*** Exercise inputs Section Begins ***
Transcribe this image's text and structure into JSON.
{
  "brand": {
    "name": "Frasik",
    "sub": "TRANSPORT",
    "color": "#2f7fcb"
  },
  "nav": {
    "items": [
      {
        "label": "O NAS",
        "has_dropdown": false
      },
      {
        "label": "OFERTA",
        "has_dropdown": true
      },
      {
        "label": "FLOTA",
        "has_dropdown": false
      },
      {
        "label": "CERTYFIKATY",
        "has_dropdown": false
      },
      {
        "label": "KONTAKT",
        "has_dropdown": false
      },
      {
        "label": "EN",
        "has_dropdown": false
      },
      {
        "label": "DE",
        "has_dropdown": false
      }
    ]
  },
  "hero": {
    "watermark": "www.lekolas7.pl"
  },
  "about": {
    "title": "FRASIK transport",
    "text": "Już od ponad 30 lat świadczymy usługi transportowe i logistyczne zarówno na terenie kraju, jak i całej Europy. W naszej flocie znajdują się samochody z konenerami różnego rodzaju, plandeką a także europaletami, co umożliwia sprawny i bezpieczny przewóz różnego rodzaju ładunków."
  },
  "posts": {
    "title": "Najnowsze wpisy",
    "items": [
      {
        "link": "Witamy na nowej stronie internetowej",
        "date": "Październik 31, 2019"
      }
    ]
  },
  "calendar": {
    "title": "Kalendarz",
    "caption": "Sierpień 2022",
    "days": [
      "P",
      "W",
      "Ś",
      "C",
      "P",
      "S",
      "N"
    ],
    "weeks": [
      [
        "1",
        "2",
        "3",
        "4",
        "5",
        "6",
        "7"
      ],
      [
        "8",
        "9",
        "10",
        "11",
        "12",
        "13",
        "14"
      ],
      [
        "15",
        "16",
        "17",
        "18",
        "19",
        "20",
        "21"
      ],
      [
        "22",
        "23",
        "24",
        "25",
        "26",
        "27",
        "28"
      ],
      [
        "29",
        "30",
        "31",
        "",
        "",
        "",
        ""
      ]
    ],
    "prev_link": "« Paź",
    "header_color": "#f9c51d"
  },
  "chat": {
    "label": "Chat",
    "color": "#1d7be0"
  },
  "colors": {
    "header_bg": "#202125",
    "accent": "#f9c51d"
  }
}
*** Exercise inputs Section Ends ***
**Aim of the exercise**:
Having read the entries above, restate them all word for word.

**Solution for this problem**:
Transcribe this image's text and structure into JSON.
{
  "brand": {
    "name": "Frasik",
    "sub": "TRANSPORT",
    "color": "#2f7fcb"
  },
  "nav": {
    "items": [
      {
        "label": "O NAS",
        "has_dropdown": false
      },
      {
        "label": "OFERTA",
        "has_dropdown": true
      },
      {
        "label": "FLOTA",
        "has_dropdown": false
      },
      {
        "label": "CERTYFIKATY",
        "has_dropdown": false
      },
      {
        "label": "KONTAKT",
        "has_dropdown": false
      },
      {
        "label": "EN",
        "has_dropdown": false
      },
      {
        "label": "DE",
        "has_dropdown": false
      }
    ]
  },
  "hero": {
    "watermark": "www.lekolas7.pl"
  },
  "about": {
    "title": "FRASIK transport",
    "text": "Już od ponad 30 lat świadczymy usługi transportowe i logistyczne zarówno na terenie kraju, jak i całej Europy. W naszej flocie znajdują się samochody z konenerami różnego rodzaju, plandeką a także europaletami, co umożliwia sprawny i bezpieczny przewóz różnego rodzaju ładunków."
  },
  "posts": {
    "title": "Najnowsze wpisy",
    "items": [
      {
        "link": "Witamy na nowej stronie internetowej",
        "date": "Październik 31, 2019"
      }
    ]
  },
  "calendar": {
    "title": "Kalendarz",
    "caption": "Sierpień 2022",
    "days": [
      "P",
      "W",
      "Ś",
      "C",
      "P",
      "S",
      "N"
    ],
    "weeks": [
      [
        "1",
        "2",
        "3",
        "4",
        "5",
        "6",
        "7"
      ],
      [
        "8",
        "9",
        "10",
        "11",
        "12",
        "13",
        "14"
      ],
      [
        "15",
        "16",
        "17",
        "18",
        "19",
        "20",
        "21"
      ],
      [
        "22",
        "23",
        "24",
        "25",
        "26",
        "27",
        "28"
      ],
      [
        "29",
        "30",
        "31",
        "",
        "",
        "",
        ""
      ]
    ],
    "prev_link": "« Paź",
    "header_color": "#f9c51d"
  },
  "chat": {
    "label": "Chat",
    "color": "#1d7be0"
  },
  "colors": {
    "header_bg": "#202125",
    "accent": "#f9c51d"
  }
}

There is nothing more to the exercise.